Run-Grow-Transform-Chapter-One-distribute-freely

edwagener

Run-Grow-Transform-Chapter-One-distribute-freely

In Pursuit of Growth and Innovation ◾ 9

example as a prescriptive model for responding to future change events

is not appropriate because the system is not deterministic. Attempting to

control a complex situation robs participants of the opportunity to learn

new patterns. The proper approach is to “probe, sense, and respond”—

to experiment, testing the behavior of the system to understand cause

and effect and to determine the appropriate response. But the system

is also dynamic, so what addresses the situation today may not work

tomorrow; therefore, continuous monitoring is required to sustain

performance.

4. Chaotic contexts are unknowable. No patterns exist—only turbulence.

There are no right answers and many decisions to be made, often in

situations of high stress (e.g., assisting at a multi-car accident scene).

The proper approach here is to stabilize the situation, taking immediate

controlling action to establish some sense of order: “act, sense,

respond.” There is a risk, however, that leadership may remain in the

crisis command-and-control mode too long before shifting to complex

domain behaviors of experimentation and learning.

What can we learn from this model of sense-making and response given

our goal to simultaneously manage risk and achieve operational excellence

while helping the business to grow and transform?

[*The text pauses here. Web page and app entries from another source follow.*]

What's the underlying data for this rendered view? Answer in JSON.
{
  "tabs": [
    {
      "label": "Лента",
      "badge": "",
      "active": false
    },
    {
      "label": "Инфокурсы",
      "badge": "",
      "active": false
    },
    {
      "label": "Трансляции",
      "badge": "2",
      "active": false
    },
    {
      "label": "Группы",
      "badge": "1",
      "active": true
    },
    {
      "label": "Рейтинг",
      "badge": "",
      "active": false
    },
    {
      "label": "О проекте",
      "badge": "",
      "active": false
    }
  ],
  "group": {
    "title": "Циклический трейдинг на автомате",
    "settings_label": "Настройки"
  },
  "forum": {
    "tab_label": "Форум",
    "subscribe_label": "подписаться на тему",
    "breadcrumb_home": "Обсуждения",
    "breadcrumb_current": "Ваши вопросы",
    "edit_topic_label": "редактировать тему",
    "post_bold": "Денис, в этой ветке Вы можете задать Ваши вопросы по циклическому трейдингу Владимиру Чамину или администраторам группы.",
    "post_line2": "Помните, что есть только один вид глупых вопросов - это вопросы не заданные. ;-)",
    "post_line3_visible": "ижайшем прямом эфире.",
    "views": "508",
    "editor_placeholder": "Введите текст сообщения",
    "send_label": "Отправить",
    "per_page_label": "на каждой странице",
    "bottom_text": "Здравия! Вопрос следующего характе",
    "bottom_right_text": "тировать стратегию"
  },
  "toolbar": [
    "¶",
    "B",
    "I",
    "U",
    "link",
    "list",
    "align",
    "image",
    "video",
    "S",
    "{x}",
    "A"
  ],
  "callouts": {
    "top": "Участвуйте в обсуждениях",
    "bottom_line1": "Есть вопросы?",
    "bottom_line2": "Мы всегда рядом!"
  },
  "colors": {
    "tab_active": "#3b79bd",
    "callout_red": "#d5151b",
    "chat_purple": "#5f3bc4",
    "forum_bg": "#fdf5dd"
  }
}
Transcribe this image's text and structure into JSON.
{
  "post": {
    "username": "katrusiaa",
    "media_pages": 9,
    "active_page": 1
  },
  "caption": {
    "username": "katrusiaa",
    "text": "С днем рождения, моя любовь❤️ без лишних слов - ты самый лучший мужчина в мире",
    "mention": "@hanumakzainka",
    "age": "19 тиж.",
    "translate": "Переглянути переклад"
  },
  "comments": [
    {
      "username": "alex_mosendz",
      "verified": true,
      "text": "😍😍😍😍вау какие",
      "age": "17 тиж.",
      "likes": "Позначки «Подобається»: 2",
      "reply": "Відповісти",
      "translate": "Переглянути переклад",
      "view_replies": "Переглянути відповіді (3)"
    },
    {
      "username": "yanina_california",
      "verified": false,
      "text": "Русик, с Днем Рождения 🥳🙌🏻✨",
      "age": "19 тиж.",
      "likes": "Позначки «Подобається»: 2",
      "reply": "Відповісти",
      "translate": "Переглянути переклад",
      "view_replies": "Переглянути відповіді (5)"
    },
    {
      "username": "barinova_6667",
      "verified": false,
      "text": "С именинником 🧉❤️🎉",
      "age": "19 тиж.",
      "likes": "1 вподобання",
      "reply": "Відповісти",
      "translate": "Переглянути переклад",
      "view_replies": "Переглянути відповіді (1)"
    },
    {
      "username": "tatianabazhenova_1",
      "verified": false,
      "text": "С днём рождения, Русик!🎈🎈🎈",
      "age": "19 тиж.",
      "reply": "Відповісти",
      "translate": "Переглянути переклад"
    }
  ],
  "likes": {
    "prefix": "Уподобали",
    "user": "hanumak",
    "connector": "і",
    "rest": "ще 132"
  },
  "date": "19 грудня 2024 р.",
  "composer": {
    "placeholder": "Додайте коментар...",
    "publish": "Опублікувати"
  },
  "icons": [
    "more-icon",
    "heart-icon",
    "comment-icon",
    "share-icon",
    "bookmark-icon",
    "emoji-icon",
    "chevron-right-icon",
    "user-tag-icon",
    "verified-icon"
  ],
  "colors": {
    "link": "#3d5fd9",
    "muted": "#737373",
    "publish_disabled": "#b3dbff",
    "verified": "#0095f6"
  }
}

Lean practitioners have

learned that they must adapt their responses to the nature of each situation.

Simple and complicated situations are deterministic; as long as you

follow the rules, the outcomes are predictable. This is the domain of

many operational excellence efforts: taking a known or knowable process

and standardizing it so that it is performed consistently and efficiently,

with the understanding that the standardized work will continue to be

improved.

But the most challenging endeavors, those that are transformational and

often deliver the most value, also involve the most uncertainty and risk.

These endeavors are, by this definition, complex, and they are often found

to be in a chaotic state. First teams must stabilize them, so they can then be

improved.

The skillful, innovative Lean enterprise learns to manage a portfolio of

activities consisting of various degrees of uncertainty, always testing the

boundaries for new discoveries, while continuously standardizing what is

knowable. Thus, Lean thinking helps us to take on more unknowns and

drive more discovery and innovation while producing better outcomes—

faster and with less risk.

TAF-K14527-12-0302-C001.indd 9

13/08/12 8:25 PM

Similar magazines